The invention of the weeding attachment, which senses around vines and posts, should have effectively ended RoundUp and other herbicide use in vineyards for good. Unfortunately, many vintners think RoundUp is cheaper and quicker, and continue to spray it, sterilizing the ecosystem rather than leaving it naturally balanced. These same farmers then irrigate the vines, allowing more weeds to grow, and then spray RoundUp again to kill the new weeds! Ruben laughs at the stupidity of this cycle, but it’s really quite sad. Keep in mind, the ripening fruit is also hit by spray, and winemakers do not wash fruit before fermentation!
Biodynamic: We Pick and Choose
Ruben’s explanation of our organic farming practices led to questions about Biodynamic farming. We have no desire to get certified Biodynamic, which would be around $25,000 a year in fees, and we enjoy the freedom to pick and choose from different Biodynamic practices.

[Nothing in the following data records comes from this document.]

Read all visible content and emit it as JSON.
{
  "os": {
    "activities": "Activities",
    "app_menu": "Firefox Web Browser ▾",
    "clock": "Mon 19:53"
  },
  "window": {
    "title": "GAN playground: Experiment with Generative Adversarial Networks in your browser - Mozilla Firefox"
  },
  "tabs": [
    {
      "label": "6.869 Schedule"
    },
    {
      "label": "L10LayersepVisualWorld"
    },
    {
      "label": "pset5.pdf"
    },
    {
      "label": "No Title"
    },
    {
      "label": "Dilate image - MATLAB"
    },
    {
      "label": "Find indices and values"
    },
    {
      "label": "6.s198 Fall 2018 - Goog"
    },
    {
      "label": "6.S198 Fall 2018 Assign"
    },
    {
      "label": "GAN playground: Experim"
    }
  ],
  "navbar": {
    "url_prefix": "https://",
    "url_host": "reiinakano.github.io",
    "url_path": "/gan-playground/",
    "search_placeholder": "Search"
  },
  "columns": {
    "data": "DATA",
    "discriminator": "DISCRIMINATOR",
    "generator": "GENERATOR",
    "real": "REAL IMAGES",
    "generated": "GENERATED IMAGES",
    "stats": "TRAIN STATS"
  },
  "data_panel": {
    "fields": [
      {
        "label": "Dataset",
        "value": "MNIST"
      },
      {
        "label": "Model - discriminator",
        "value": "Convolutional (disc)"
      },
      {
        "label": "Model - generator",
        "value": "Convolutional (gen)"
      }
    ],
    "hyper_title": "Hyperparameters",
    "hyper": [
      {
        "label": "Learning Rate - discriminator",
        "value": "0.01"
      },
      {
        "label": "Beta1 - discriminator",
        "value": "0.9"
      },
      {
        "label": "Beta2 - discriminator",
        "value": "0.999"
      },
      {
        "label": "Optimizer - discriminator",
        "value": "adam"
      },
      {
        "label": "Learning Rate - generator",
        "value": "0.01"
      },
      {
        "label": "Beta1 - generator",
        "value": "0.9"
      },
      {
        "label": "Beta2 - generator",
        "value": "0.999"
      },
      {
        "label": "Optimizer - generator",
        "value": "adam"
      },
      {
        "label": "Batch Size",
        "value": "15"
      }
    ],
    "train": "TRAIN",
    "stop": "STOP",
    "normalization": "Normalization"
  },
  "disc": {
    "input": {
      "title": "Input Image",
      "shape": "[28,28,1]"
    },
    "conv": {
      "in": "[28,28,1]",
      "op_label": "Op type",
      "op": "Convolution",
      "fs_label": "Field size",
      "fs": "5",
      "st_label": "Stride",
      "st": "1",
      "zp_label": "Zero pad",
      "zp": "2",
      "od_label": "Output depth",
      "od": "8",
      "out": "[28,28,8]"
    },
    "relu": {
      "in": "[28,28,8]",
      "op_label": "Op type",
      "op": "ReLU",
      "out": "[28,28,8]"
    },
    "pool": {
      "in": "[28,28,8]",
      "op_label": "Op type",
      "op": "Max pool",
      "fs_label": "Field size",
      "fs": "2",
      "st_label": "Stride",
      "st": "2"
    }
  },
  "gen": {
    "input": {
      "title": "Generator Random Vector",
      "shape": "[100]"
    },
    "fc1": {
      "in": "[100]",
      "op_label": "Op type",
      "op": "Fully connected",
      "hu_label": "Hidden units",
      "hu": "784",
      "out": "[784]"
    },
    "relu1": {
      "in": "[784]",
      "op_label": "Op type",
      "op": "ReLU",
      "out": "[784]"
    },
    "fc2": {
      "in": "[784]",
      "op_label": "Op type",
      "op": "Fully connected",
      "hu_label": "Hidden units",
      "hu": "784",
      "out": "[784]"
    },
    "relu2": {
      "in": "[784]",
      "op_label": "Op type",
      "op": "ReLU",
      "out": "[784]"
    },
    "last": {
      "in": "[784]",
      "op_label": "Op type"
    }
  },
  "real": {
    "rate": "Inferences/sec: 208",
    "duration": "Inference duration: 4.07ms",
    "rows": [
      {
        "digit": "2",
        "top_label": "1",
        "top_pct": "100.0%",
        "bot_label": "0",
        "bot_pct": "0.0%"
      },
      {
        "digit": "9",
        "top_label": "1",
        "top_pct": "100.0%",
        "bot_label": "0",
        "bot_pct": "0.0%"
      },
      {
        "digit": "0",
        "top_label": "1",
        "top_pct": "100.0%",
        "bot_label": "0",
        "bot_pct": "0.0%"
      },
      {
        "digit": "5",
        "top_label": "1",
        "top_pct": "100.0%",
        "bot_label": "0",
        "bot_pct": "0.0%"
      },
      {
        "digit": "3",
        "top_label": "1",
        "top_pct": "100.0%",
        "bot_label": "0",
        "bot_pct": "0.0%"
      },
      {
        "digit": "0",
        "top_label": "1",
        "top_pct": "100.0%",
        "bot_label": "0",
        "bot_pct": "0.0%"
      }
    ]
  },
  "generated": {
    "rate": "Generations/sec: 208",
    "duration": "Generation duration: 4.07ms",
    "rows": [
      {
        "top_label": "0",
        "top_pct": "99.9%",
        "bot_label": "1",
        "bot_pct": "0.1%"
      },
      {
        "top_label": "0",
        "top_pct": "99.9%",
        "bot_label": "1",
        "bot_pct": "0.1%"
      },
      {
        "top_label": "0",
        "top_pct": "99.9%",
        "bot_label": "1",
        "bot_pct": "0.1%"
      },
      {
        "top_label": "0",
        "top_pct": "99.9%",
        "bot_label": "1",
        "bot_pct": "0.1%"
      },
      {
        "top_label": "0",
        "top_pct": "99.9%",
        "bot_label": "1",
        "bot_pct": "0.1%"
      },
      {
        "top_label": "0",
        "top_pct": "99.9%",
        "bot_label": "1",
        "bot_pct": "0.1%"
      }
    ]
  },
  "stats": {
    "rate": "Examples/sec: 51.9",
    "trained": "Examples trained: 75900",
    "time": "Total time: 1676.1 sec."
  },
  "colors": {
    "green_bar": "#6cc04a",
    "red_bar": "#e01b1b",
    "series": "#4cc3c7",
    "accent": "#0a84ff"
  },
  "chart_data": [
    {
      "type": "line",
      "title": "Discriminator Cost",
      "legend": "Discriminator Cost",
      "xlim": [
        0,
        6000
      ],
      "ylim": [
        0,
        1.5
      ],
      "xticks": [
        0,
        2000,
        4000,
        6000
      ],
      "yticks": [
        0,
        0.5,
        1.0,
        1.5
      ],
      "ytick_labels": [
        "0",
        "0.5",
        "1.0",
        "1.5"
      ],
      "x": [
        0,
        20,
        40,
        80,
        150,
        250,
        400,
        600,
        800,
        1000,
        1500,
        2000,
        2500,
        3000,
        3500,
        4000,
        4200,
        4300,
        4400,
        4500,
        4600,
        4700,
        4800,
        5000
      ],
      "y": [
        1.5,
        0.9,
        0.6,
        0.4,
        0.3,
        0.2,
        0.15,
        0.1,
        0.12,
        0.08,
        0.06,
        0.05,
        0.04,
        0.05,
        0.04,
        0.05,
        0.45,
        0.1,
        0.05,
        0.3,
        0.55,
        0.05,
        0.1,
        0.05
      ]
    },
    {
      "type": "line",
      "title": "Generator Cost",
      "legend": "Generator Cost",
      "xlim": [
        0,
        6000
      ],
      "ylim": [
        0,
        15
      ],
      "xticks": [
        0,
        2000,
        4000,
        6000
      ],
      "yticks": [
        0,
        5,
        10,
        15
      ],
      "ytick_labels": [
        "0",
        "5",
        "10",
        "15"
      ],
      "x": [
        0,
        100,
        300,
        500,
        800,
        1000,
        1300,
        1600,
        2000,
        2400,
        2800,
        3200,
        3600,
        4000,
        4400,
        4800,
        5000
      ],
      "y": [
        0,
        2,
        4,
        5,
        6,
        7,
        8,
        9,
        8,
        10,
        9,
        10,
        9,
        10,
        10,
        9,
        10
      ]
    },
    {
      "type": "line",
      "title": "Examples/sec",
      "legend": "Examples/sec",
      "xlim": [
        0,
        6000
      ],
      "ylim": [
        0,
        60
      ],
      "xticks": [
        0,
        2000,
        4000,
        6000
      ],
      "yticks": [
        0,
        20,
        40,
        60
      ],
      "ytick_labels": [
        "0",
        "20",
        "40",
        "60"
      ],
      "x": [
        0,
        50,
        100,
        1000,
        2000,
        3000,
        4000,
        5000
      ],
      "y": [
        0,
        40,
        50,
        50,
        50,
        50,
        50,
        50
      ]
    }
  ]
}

Ruben conducted trials in our young vines, and discovered that when he irrigates during the lower lunar gravity period of a waning moon, water penetrates eight inches deeper into the Limestone. We also embrace the Lunar Calendar in identifying optimal picking dates. We choose not to spray silica on the vineyard, as we don’t want to boost the vigor of our conservative vines. Because we don’t adopt every Biodynamic treatment, we run our tractors through the vines less, resulting in less soil compaction.
Dry Farming: Why is our vineyard still green?
Stolpman’s vine canopies still look healthy and green while other vineyards are yellowing. Ruben attributes this to a brutal battle vintners waged against Mother Nature this year. The dry winter programmed vines to grow conservatively, but then vintners pumped water into their roots, swelling the leaves. Now vines in irrigated vineyards are stressed out and don’t know what to do because of the manmade reversal of nature’s cycle. The vines are now trying to go dormant and forget about the confusion of a dry winter and irrigation saturation over the summer.
Vineyard Blocks: Not just marketing
Sashi conducted the tasting within the vineyard blocks because over the years, each wine has become clearly defined by where and how the vines are grown within the Estate. Seeing the blocks while tasting the wines gave the Passionistas a clear understanding of why the wines possess unique profiles and are bottled separately. I look forward to replicating the tour for our wine club members on October 5th!